  • As a qualitative researcher in this field it's good to see an evolving body of research that I feel sheds great light on patient, carer and professional experience of provision of end of life care. It is somewhat more surprising to discover that we have been so successful that we have now reached data saturation and that there's nothing new to learn. Either the method is alarmingly superficial or amazingly productive.

    Qualitative vs quantitative research is, naturally, not a zero sum game and qualitative research is not simply a method for hearing views. More than anything else, qualitative research is about the uncovering complexity and contingency, about the critiquing of certainty and about “close contact with people at their most vulnerable.”

    There is clearly the need for research to step up a gear. Whether its to deepen the qualitative techniques through ethnographic methods or qualitative longitudinal studies, to conduct research in new cultural formations such as social media and to expand the current body of research to determine how we can possibly start defining outcomes and assessing interventions. I would personally expect qualitative research to play a full part in the process.

  • Amy Abernethy

    Our patients need us to ask “what works for whom and when”. This is the least that they can expect of us, and in response we must develop the systems, approaches, datasets, and dedication that will lead us to answering the most basic questions in palliative care. Qualitative research is a part of defining the story – and the answers; we cannot dismiss it, nor expect it to be conclusive.
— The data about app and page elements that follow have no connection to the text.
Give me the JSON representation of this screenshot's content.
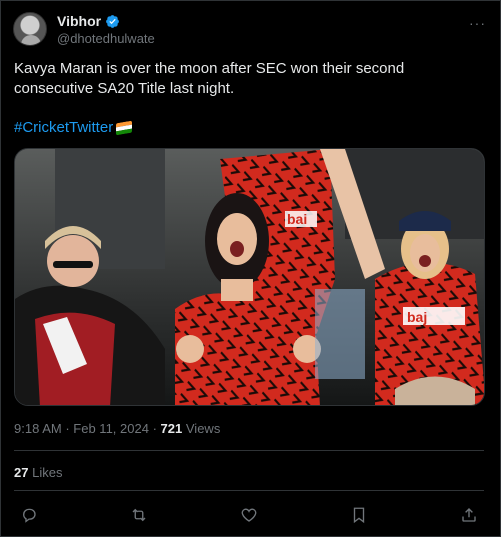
{
  "author": {
    "name": "Vibhor",
    "handle": "@dhotedhulwate",
    "verified_icon": "verified-badge-icon",
    "avatar_icon": "avatar-photo"
  },
  "tweet": {
    "text": "Kavya Maran is over the moon after SEC won their second consecutive SA20 Title last night.",
    "hashtag": "#CricketTwitter",
    "hashtag_emoji": "flag-icon"
  },
  "media": {
    "jersey_text_left": "bai",
    "jersey_text_right": "baj",
    "colors": {
      "jersey": "#d22a1e",
      "pattern": "#1a0b08"
    }
  },
  "meta": {
    "time": "9:18 AM",
    "separator": "·",
    "date": "Feb 11, 2024",
    "views_count": "721",
    "views_label": "Views"
  },
  "engagement": {
    "likes_count": "27",
    "likes_label": "Likes"
  },
  "colors": {
    "background": "#000000",
    "accent": "#1d9bf0",
    "text": "#e7e9ea",
    "muted": "#71767b",
    "border": "#2f3336"
  }
}
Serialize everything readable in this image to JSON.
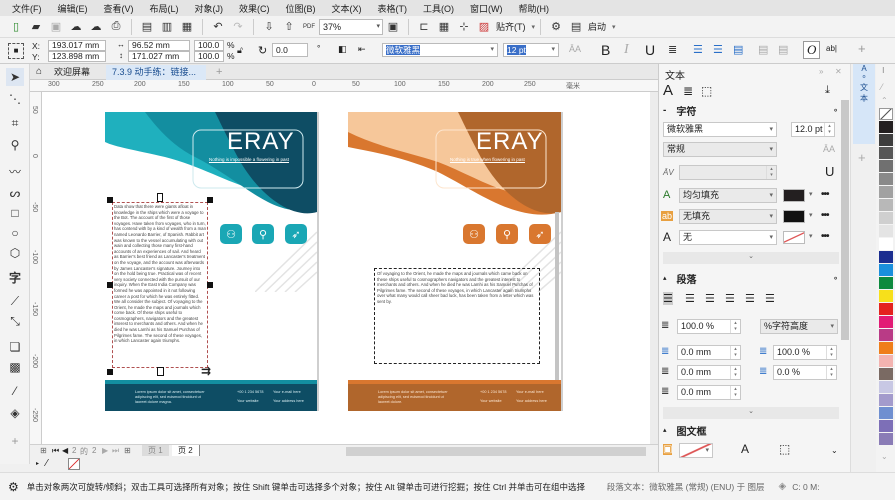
{
  "menu": [
    "文件(F)",
    "编辑(E)",
    "查看(V)",
    "布局(L)",
    "对象(J)",
    "效果(C)",
    "位图(B)",
    "文本(X)",
    "表格(T)",
    "工具(O)",
    "窗口(W)",
    "帮助(H)"
  ],
  "toolbar": {
    "zoom_value": "37%",
    "snap_label": "贴齐(T)",
    "launch_label": "启动",
    "icons": [
      "new-document-icon",
      "open-icon",
      "save-icon",
      "cloud-import-icon",
      "cloud-export-icon",
      "print-icon",
      "cut-icon",
      "copy-icon",
      "paste-icon",
      "undo-icon",
      "redo-icon",
      "import-icon",
      "export-icon",
      "pdf-icon",
      "full-screen-icon",
      "rulers-icon",
      "grid-icon",
      "guidelines-icon",
      "snap-icon",
      "options-icon",
      "app-launcher-icon"
    ]
  },
  "property_bar": {
    "x_label": "X:",
    "x_value": "193.017 mm",
    "y_label": "Y:",
    "y_value": "123.898 mm",
    "width_value": "96.52 mm",
    "height_value": "171.027 mm",
    "scale_x": "100.0",
    "scale_y": "100.0",
    "percent": "%",
    "rotation_value": "0.0",
    "degree": "°",
    "font_name": "微软雅黑",
    "font_size": "12 pt",
    "bold": "B",
    "italic": "I",
    "underline": "U",
    "opentype": "O"
  },
  "tabs": {
    "welcome": "欢迎屏幕",
    "document": "7.3.9 动手练：链接...",
    "add": "+"
  },
  "ruler": {
    "h_labels": [
      "300",
      "250",
      "200",
      "150",
      "100",
      "50",
      "0",
      "50",
      "100",
      "150",
      "200",
      "250",
      "毫米"
    ],
    "v_labels": [
      "50",
      "0",
      "-50",
      "-100",
      "-150",
      "-200",
      "-250"
    ]
  },
  "pages": [
    {
      "theme": "teal",
      "title": "ERAY",
      "tagline": "Nothing is impossible a flowering in past",
      "body_text": "Data show that there were giants afloat in knowledge in the ships which were a voyage to the Bot. The account of the first of those voyages. Have taken from voyages, who in turn, has contend with by a kind of wealth from a man named Leonardo Barrier, of Spanish. Rabbit art was known to the vessel accumulating with out wain and collecting those many first-hand accounts of an experiences of sail. And heard as Barrier's best friend as Lancaster's treatment on the voyage, and the account was afterwards by James Lancaster's signature. Journey into on the hold being true. Practical was of recent very society connected with the pursuit of our inquiry. When the East India Company was formed he was appointed in it not following career a post for which he was entirely fitted. We all consider the subject. Of voyaging to the Orient, he made the maps and journals which come back. Of these ships useful to cosmographers, navigators and the greatest interest to merchants and others. And when he died he was Lamhi as his Samuel Purchas of Pilgrimes fame. The second of these voyages, in which Lancaster again triumphs.",
      "footer_left": "Lorem ipsum dolor sit amet, consectetuer adipiscing elit, sed euismod tincidunt ut laoreet dolore magna.",
      "footer_items": [
        "+00 1 234 5678",
        "Your e-mail here",
        "Your website",
        "Your address here"
      ],
      "colors": {
        "dark": "#0e4d64",
        "mid": "#138ea0",
        "light": "#1fb0be",
        "icon": "#1aa7b5"
      }
    },
    {
      "theme": "orange",
      "title": "ERAY",
      "tagline": "Nothing is true when flowering in past",
      "body_text": "Of voyaging to the Orient, he made the maps and journals which came back on these ships useful to cosmographers navigators and the greatest interest to merchants and others. And when he died he was Lamhi as his Samuel Purchas of Pilgrimes fame. The second of these voyages, in which Lancaster again triumphs over what many would call sheer bad luck, has been taken from a letter which was sent by.",
      "footer_left": "Lorem ipsum dolor sit amet, consectetuer adipiscing elit, sed euismod tincidunt ut laoreet dolore.",
      "footer_items": [
        "+00 1 234 5678",
        "Your e-mail here",
        "Your website",
        "Your address here"
      ],
      "colors": {
        "dark": "#b0662c",
        "mid": "#d9772f",
        "light": "#f6c79a",
        "icon": "#d9772f"
      }
    }
  ],
  "page_nav": {
    "current": "2",
    "of_label": "的",
    "total": "2",
    "page1_tab": "页 1",
    "page2_tab": "页 2"
  },
  "status_hint": "单击对象两次可旋转/倾斜；双击工具可选择所有对象；按住 Shift 键单击可选择多个对象；按住 Alt 键单击可进行挖掘；按住 Ctrl 并单击可在组中选择",
  "status_object": "段落文本：微软雅黑 (常规) (ENU) 于 图层",
  "status_color": "C: 0 M:",
  "docker": {
    "title": "文本",
    "char_section": "字符",
    "font": "微软雅黑",
    "size": "12.0 pt",
    "style": "常规",
    "fill_type": "均匀填充",
    "fill_color": "#231f20",
    "bg_fill_type": "无填充",
    "bg_fill_color": "#111111",
    "outline_value": "无",
    "paragraph_section": "段落",
    "line_spacing": "100.0 %",
    "spacing_unit": "%字符高度",
    "left_indent": "0.0 mm",
    "char_spacing": "100.0 %",
    "first_indent": "0.0 mm",
    "word_spacing": "0.0 %",
    "right_indent": "0.0 mm",
    "frame_section": "图文框",
    "more": "•••"
  },
  "palette": [
    "#231f20",
    "#3d3d3d",
    "#575757",
    "#707070",
    "#898989",
    "#a1a1a1",
    "#b8b8b8",
    "#cfcfcf",
    "#e4e4e4",
    "#ffffff",
    "#1b2d8f",
    "#1a8fdc",
    "#0d8a3e",
    "#f7e01b",
    "#e4221e",
    "#e21b75",
    "#b93b86",
    "#ef7e1a",
    "#f3b3b0",
    "#7a6a63",
    "#c8c8e4",
    "#a39bcc",
    "#6f8fd0",
    "#7d6fb7",
    "#8a7cb6"
  ]
}
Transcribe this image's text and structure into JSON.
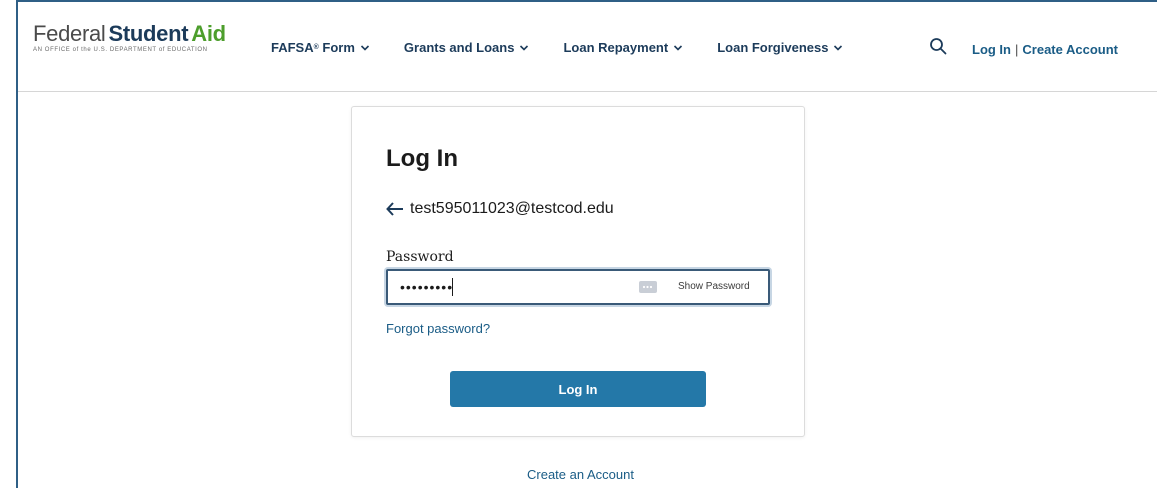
{
  "logo": {
    "federal": "Federal",
    "student": "Student",
    "aid": "Aid",
    "subtitle": "AN OFFICE of the U.S. DEPARTMENT of EDUCATION"
  },
  "nav": {
    "fafsa": "FAFSA",
    "fafsa_reg": "®",
    "fafsa_suffix": " Form",
    "grants": "Grants and Loans",
    "repayment": "Loan Repayment",
    "forgiveness": "Loan Forgiveness",
    "chevron_icon": "chevron-down-icon"
  },
  "header": {
    "search_icon": "search-icon",
    "login": "Log In",
    "separator": "|",
    "create": "Create Account"
  },
  "card": {
    "title": "Log In",
    "email": "test595011023@testcod.edu",
    "back_icon": "arrow-left-icon",
    "password_label": "Password",
    "password_value": "•••••••••",
    "key_icon": "password-manager-icon",
    "show_password": "Show Password",
    "forgot": "Forgot password?",
    "login_button": "Log In"
  },
  "footer": {
    "create_account": "Create an Account"
  },
  "colors": {
    "brand_navy": "#1c3b5a",
    "brand_green": "#4d9e2c",
    "link": "#1a5c86",
    "button": "#2478a8"
  }
}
One of the things that the COMPASS meeting, and palliative care, reminds me of every day – is that the end game is collaborative, in spirit, intent and practice. We have to listen to the narrative while analyzing and understanding what the numbers are telling us. And we have got to do this quickly – because for the people sitting in front of us, the clock is ticking.

  • Barbara Kimbell
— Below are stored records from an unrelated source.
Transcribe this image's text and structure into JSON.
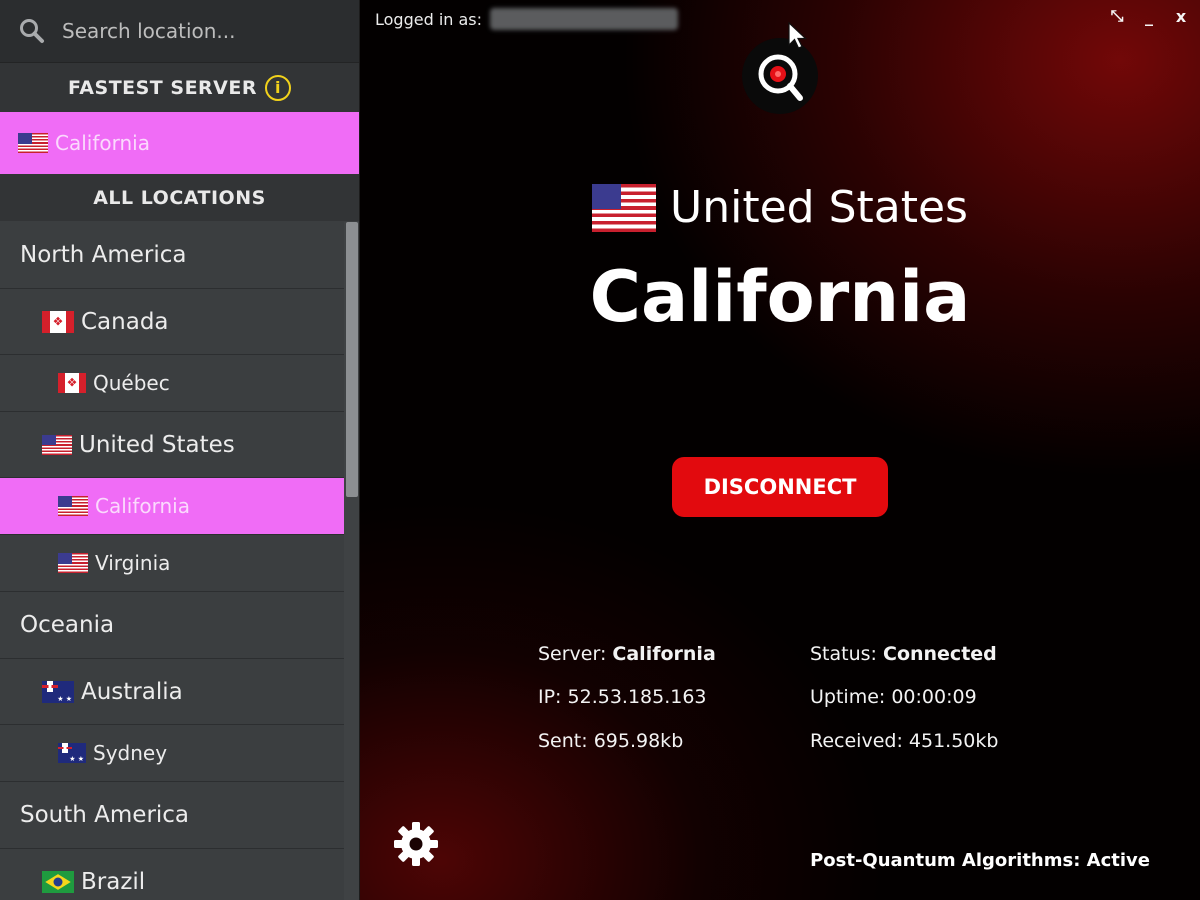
{
  "search": {
    "placeholder": "Search location..."
  },
  "sidebar": {
    "fastest_header": "FASTEST SERVER",
    "fastest_info_glyph": "i",
    "fastest_item": {
      "label": "California",
      "flag": "us-flag-icon"
    },
    "all_locations_header": "ALL LOCATIONS",
    "locations": [
      {
        "level": "region",
        "label": "North America"
      },
      {
        "level": "country",
        "label": "Canada",
        "flag": "ca"
      },
      {
        "level": "city",
        "label": "Québec",
        "flag": "ca"
      },
      {
        "level": "country",
        "label": "United States",
        "flag": "us"
      },
      {
        "level": "city",
        "label": "California",
        "flag": "us",
        "selected": true
      },
      {
        "level": "city",
        "label": "Virginia",
        "flag": "us"
      },
      {
        "level": "region",
        "label": "Oceania"
      },
      {
        "level": "country",
        "label": "Australia",
        "flag": "au"
      },
      {
        "level": "city",
        "label": "Sydney",
        "flag": "au"
      },
      {
        "level": "region",
        "label": "South America"
      },
      {
        "level": "country",
        "label": "Brazil",
        "flag": "br"
      }
    ]
  },
  "header": {
    "logged_in_label": "Logged in as:",
    "controls": {
      "restore": "⤡",
      "minimize": "_",
      "close": "x"
    }
  },
  "connection": {
    "country": "United States",
    "city": "California",
    "disconnect_label": "DISCONNECT"
  },
  "stats": {
    "server_label": "Server:",
    "server_value": "California",
    "ip_label": "IP:",
    "ip_value": "52.53.185.163",
    "sent_label": "Sent:",
    "sent_value": "695.98kb",
    "status_label": "Status:",
    "status_value": "Connected",
    "uptime_label": "Uptime:",
    "uptime_value": "00:00:09",
    "received_label": "Received:",
    "received_value": "451.50kb"
  },
  "footer": {
    "post_quantum": "Post-Quantum Algorithms: Active"
  },
  "colors": {
    "accent_pink": "#f06cf6",
    "disconnect_red": "#e20a0e",
    "info_yellow": "#f2d21b"
  }
}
    I was interested to read about the idea of reaching saturation point on a whole research methodology, especially in a field that, as this blog highlights, is still a ‘developing speciality’. Qualitative research has an important contribution to make to any clinical endeavour, and in particular in the realm of supportive and palliative care where the focus should be first and foremost on the holistic needs of the patient and their family. These people are dying. As professionals, we tend to know how to take care of their physical symptoms to make them feel more at ease. What we are less good at is to acknowledge, and effectively respond to, the many other aspects of the dying process, that is, the many overwhelming psychological, social and existential challenges that come with the knowledge that one’s life is coming to an end. We do know however that these can have an important and direct bearing on a person’s illness progression and quality of life in their final months and weeks. They should therefore surely be of interest and concern to any professional involved in the care of that patient.

    I would argue that there is still much left to learn about supportive and palliative care, and in particular in relation to specific conditions. My own qualitative longitudinal research into end-stage liver disease responds to a very clear gap in our knowledge in that area. The blanket rejection of further qualitative research suggests that we should extrapolate and make inferences from what has been have learnt so far to any condition not yet fully explored. This must surely be considered an inappropriate move, taking us right back to the days when we thought all things palliative should just be done ‘the cancer way’. As was stated in the blog, clinical assessments cannot capture the essence of what it is like to be dying or what is important to the patient or their family at this time of great need. Similarly, relying on databases to guide practice effectively ignores the patient in favour of their illness, an approach clearly undesirable and unbefitting of a field which claims the promotion of quality of life as its primary aim. There is still much to be gained from qualitative research. Rather than dismiss it out of hand completely, we should surely evaluate each research endeavour on its own merit, and on the contribution it makes to our ability to more effectively help those in the final stages of their lives.